major wins (read: lucrative deals) came from creating their own products. Time in tech support may have forced this hand earlier than anticipated, though they were always creatives and destined to develop. Targeting fellow developers and project managers with a suite of products that aim to achieve increased, streamlined productivity and communication, Atlassian’s frst product, the project-tracking tool, JIRA, remains the fagship.
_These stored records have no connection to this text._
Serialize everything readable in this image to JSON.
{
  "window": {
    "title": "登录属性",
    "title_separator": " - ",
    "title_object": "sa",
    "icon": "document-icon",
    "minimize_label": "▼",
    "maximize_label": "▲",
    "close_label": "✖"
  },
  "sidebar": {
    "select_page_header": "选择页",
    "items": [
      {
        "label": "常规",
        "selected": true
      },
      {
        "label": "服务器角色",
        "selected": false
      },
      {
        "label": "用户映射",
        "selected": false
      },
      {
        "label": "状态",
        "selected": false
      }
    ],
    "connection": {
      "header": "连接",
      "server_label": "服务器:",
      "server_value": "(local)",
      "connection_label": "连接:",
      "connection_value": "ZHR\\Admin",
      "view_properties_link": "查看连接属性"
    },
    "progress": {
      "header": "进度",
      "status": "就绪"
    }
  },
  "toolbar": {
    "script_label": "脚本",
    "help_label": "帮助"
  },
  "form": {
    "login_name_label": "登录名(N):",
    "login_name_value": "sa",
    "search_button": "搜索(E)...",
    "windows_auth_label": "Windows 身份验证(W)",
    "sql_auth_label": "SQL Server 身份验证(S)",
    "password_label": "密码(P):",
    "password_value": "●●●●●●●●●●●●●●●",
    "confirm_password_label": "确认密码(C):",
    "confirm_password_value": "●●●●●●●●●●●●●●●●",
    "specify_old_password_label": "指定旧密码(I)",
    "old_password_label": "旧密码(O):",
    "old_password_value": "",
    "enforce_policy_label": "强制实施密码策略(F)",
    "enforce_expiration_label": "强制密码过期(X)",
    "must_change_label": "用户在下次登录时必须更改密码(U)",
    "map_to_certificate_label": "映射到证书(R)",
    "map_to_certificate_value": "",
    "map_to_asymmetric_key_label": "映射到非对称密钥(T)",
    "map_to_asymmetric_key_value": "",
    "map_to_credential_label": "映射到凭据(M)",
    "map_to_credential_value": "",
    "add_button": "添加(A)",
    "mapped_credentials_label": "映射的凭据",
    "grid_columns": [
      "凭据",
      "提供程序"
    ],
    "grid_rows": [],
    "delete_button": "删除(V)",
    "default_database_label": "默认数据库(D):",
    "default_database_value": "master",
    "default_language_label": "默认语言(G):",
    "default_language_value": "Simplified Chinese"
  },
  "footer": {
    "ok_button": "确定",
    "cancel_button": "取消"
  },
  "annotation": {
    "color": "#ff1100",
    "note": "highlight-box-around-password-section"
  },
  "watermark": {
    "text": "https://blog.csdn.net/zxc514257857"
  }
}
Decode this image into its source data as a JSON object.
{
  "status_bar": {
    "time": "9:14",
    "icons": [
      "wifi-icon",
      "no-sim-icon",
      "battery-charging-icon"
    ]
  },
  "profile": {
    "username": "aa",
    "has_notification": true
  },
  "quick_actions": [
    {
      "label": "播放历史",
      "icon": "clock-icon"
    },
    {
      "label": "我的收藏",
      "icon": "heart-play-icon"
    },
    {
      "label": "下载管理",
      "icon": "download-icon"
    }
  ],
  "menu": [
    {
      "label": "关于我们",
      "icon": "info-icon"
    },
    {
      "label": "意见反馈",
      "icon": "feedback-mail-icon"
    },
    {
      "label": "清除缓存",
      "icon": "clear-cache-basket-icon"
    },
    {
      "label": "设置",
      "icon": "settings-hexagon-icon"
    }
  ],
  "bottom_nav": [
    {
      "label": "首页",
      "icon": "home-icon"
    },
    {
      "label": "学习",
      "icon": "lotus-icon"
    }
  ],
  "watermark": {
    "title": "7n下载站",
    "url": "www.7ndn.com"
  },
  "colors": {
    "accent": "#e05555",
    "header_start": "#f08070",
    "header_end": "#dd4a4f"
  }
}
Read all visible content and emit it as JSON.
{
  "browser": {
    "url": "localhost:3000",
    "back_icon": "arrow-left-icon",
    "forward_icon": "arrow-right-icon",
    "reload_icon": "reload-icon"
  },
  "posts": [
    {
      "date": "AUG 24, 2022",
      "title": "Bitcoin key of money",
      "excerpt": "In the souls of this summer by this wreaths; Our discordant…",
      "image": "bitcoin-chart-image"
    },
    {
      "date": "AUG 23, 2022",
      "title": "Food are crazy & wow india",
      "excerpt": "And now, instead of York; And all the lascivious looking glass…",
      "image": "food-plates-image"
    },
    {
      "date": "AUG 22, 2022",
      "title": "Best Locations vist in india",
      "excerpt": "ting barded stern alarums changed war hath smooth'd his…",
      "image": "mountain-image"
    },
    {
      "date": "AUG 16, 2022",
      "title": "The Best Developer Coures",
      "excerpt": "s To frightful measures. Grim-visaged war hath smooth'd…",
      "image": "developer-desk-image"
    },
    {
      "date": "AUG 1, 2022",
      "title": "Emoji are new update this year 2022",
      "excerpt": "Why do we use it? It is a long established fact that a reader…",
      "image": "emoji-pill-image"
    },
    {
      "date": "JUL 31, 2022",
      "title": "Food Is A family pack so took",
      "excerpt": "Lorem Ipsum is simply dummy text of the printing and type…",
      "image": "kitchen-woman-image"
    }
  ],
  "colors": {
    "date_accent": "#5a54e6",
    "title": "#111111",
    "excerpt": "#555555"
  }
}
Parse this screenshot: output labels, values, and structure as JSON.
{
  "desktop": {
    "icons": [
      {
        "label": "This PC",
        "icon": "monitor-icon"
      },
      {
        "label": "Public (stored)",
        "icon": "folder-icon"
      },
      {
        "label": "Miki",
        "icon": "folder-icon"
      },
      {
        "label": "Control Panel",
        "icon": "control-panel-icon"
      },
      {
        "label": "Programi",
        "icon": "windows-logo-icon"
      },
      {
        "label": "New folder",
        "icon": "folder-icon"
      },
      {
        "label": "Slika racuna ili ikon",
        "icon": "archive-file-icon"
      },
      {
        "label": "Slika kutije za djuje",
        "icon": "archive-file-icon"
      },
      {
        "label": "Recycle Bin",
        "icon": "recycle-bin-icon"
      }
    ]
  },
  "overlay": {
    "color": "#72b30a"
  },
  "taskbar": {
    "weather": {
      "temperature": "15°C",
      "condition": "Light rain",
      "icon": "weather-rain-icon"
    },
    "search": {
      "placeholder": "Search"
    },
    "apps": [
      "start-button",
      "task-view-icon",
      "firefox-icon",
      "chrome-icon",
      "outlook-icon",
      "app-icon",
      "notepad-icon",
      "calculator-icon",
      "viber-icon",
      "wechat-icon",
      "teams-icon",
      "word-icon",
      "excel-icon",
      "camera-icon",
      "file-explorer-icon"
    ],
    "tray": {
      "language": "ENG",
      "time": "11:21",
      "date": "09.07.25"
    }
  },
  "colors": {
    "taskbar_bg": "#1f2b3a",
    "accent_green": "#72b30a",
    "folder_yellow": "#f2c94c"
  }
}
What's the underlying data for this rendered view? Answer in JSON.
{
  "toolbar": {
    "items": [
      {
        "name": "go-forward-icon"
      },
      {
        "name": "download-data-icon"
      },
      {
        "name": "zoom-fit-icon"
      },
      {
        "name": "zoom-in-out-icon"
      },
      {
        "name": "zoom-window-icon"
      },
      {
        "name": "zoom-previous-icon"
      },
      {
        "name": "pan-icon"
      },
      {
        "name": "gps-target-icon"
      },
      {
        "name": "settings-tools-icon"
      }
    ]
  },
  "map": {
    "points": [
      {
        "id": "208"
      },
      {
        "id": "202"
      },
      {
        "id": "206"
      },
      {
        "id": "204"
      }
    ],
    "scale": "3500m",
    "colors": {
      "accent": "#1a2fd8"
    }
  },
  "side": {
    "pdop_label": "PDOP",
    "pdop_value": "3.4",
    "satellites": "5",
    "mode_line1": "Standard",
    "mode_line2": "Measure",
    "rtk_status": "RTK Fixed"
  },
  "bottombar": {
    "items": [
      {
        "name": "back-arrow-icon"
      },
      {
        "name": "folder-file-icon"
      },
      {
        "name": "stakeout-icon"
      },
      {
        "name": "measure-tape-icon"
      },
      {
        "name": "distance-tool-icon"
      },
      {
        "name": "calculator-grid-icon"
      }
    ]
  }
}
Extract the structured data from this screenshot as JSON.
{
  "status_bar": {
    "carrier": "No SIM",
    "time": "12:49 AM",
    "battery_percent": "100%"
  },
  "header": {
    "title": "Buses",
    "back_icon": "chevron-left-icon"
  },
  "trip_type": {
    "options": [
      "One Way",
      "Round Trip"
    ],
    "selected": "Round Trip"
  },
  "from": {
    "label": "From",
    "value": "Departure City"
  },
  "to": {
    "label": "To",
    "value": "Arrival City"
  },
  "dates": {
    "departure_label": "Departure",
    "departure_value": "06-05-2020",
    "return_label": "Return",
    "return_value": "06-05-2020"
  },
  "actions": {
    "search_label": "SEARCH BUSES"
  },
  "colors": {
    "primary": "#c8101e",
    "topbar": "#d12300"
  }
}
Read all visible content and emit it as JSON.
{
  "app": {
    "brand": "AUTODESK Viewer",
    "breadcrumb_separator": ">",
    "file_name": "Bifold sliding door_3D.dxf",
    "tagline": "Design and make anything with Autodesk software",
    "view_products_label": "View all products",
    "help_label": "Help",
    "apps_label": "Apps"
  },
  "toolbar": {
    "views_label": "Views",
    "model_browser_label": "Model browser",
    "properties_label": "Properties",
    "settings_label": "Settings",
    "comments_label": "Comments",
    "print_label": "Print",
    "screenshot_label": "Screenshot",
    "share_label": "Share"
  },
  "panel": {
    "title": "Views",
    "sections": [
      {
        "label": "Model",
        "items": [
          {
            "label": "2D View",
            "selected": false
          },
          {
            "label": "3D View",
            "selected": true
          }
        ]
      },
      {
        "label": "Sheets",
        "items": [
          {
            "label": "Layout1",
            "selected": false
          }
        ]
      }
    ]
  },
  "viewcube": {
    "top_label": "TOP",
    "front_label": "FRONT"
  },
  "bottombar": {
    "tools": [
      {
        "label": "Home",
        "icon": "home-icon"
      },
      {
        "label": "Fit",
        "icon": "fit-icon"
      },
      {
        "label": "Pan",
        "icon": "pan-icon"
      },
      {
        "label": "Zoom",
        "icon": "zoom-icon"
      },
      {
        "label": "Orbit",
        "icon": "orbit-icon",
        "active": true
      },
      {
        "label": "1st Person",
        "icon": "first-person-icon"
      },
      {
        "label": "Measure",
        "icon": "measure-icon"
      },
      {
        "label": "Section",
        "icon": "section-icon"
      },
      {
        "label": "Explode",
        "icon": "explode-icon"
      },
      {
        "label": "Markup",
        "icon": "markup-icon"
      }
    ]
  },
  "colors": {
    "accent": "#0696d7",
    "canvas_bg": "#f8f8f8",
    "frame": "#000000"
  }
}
Today it’s well-supported by Confuence and Hipchat, alongside others such as Bamboo, Clover, Crucible, Fisheye and Bitbucket. “We make and sell software products, packaged or sold online, to help people be more creative,”
“MIKE AND SCOTT SHOULD BE APPLAUDED FOR THE ACTIVE LEADERSHIP ROLE THEY PLAY IN THE LOCAL TECH SECTOR. THEIR SUCCESS, IS HELPING TO INSPIRE YOUNG ENTREPRENEURS ACROSS THE COUNTRY.” MALCOLM TURNBULL
says Cannon-brookes. “And we’re in a whole lot of different domains and different teams – from technical teams to IT teams to fnance teams to HR teams to local teams; helping them in a whole bunch of different ways to make them more productive.” That the focus is to assist teams – over the individual – is key. “Go back 200 years and you could accomplish a lot as a single person, but if you look at how complicated the world is [now]… things are accomplished by teams. People aren’t getting smarter or faster, actually all the bottlenecks are really about getting things out of my head and into yours, or sharing information or getting people on the same page and not duplicating work around an organisation.”
The company’s success is also about doing things differently – a point furthered by former classmate Niki Scevak, himself a tech success with Blackbird Ventures, a company he cofounded which funds local startups eyeing off global greatness. “The frst product sold really well – straightaway they had customers giving them money,” says Scevak, “but it was really their reaction to that positive information – they doubled down at every stage and [formed] this longer term view of [Atlassian] producing multiple products, not just one.” It’s an approach that bucks traditional tech wisdom about concentrating on a single product and sticking to it. “They went against the grain of standard advice early on,” adds Scevak. What’s more, they also rewrote the sales book. “Usually with enterprise software you never know the price – you have to play a round of golf or have a steak dinner with some guy in a suit. You ask what the price of the software is, then he’ll ask what the budget is, and magically, the price of the software matches what’s in the budget. “Mike and Scott said screw it, let’s make it really low friction, let’s be transparent, make it cheap and accessible and let’s sell to the person who uses the software. “I realise that this mightn’t sound like a big thing, but it was absolutely ground-breaking and critical to their success.” Continued on p183.
Scott (left) wears navy wool jacket, $2600, by Dior Homme; navy jersey T-shirt, $390, by Giorgio Armani; indigo cotton ‘Petit Standard’ jeans, $250, by APC. Mike wears black wool-blend jacket, $1299, by Hugo Boss; black cotton ‘Flinton’ jumper, $340, and black cotton ‘Van’ jeans, $380, both by Acne Studios.
Scott (left) wears black cotton ‘Bowery Open Mouth’ sweatshirt, $160, by Saturdays NYC; navy jersey T-shirt, $390, by Giorgio Armani; indigo cotton ‘Petit Standard’ jeans, $250, by APC. Mike (right) wears olive wool/ angora felt coat, $2995, by Bally; grey cotton ‘Ditch Explanation Slash’ jumper, $170, by Saturdays NYC; black cotton ‘Van’ jeans, $380, Acne Studios; laptop, Mike’s own.
Mike (left) wears olive wool/angora felt coat, $2995, by Bally; grey cotton ‘Ditch Explanation Slash’ jumper, $170, by Saturdays NYC; black cotton ‘Van’ jeans, $380, Acne Studios. Scott wears black wool-blend black jacket, $1299, by Hugo Boss; black cotton ‘Bowery Open Mouth’ sweatshirt, $160, by Saturdays NYC; navy jersey T-shirt, $390, by Giorgio Armani; indigo cotton ‘Petit Standard’ jeans, $250, by APC. Grooming: Gavin Anesbury at Viviens Creative.